There's a lot more to Amazon (NASDAQ:AMZN) than its core retail business. Practically all of its profits come from its cloud computing division, Amazon Web Services (AWS). Beyond that, Amazon has a growing advertising business, offers a variety of services to third-party merchants, and runs one of the biggest streaming video services in the world. It's also experimenting with a delivery and logistics service.
Amazon is still concentrated on various retail efforts as well. It recently opened its Amazon Go store to the public in Seattle, and it reportedly plans to open up to six more across the country this year. Amazon Go gets rid of cashiers and checkout lines by using cameras and artificial intelligence to track customers throughout the store after they check in with an app. Amazon calls it "Just Walk Out" technology.

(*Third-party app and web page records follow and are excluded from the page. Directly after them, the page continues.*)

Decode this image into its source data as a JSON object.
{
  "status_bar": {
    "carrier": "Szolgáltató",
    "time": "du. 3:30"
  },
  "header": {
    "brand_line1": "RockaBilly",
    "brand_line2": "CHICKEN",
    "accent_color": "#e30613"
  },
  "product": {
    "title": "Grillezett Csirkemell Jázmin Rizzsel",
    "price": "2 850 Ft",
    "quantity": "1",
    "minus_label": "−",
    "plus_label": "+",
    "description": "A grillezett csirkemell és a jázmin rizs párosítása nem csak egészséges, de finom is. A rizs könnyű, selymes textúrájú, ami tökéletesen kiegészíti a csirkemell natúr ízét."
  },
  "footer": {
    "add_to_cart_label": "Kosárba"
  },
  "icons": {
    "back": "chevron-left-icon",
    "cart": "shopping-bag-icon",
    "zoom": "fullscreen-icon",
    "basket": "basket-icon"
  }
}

Loup Venture's Andrew Murphy sees Amazon Go stores as a testing ground for what could be Amazon's next big service.
Checkout as a service
Amazon's most successful services take some of the big costs associated with running a business and offer solutions that lower overall expenses.
AWS, for example, removes the need to pay big up-front costs for servers while also enabling companies to scale quickly as their needs expand. Fulfillment by Amazon removes the need for retailers to store their inventory in their own warehouses. These services take big fixed costs and turn them into marginal expenses; the more customers use, the more they pay.
Amazon Go technology is the opposite of lots of Amazon's other services. Amazon Go replaces a mostly marginal expense -- cashiers -- with a big fixed cost -- a complex camera and AI system. The move would save money for retailers in the long run, but costs a lot up front.
Amazon can offer it to merchants for free
Amazon could offer to provide Amazon Go's software technology to stores at no cost because it would allow Amazon to make money on the backend. Stores would still have to pay for the hardware and install it themselves, but Amazon could give them everything they need to make it work. It might also be able to sell them the hardware at a low price thanks to its buying power.
Amazon could make money from giving away Amazon Go because it would lead to more Amazon Web Services customers. AWS is necessary to run the AI needed to make Amazon Go work. The cloud division benefits greatly from having Amazon's other operations as a customer, and this is one more example where that symbiotic relationship works to the entire company's benefit.
Amazon could also handle payments processing by providing the app shoppers need to check into the store with. And it can collect shopper data to feed into its third-party merchant services and advertising businesses. It could also be an act of goodwill to get higher-end brands to sell their products on Amazon's marketplace, Murphy points out.
The opportunity for retailers
There are over 3.5 million cashiers working in the United States making an average of about $21,680 per year. All told, retailers pay cashiers about $77 billion per year. Murphy believes cashier automation is a $50 billion opportunity for retailers. That's still a massive addressable market for Amazon Go's technology.
Retailers may also see a rise in average sales tickets as the ease of shopping makes people buy more. Just as it's easy to spend more on a credit card than if you pay with cash, it's even easier to spend more when you're never asked for payment at all and it just goes on a tab, so to speak.
Retailers could also see an increase in traffic and will rarely lose sales for impatient shoppers. Additionally, they could use their square footage more effectively without the need for checkout registers.
Amazon Go could be part of the Amazon services ecosystem
Amazon not only has the first-mover advantage in cashierless technology, but it's also capable of providing the technology at a lower overall cost than retailers could build it themselves or stand-alone competitors could offer. There are only a couple other companies in the world that have the ecosystems in place that would enable them to compete with Amazon on pricing.
There are clear benefits to retailers to move to cashierless technology, and the opportunity is massive for Amazon. Amazon could use Amazon Go technology to grow AWS, payments processing, advertising, and third-party merchant services, all of which offer higher profit margins than its core retail business. Meanwhile, the marginal cost to license Amazon Go software to more stores is effectively nothing since it has already built it out for its own stores.
Amazon may continue to build out more Amazon Go stores of its own or incorporate some of the technology into Whole Foods stores. It wouldn't be a huge surprise, though, if Amazon follows suit with its other services like cloud computing and warehousing -- where it's also its own customer -- and offers its "Just Walk Out" technology to everyone with a storefront.
John Mackey, CEO of Whole Foods Market, an Amazon subsidiary, is a member of The Motley Fool's board of directors. Adam Levy owns shares of Amazon. The Motley Fool owns shares of and recommends Amazon. The Motley Fool has a disclosure policy.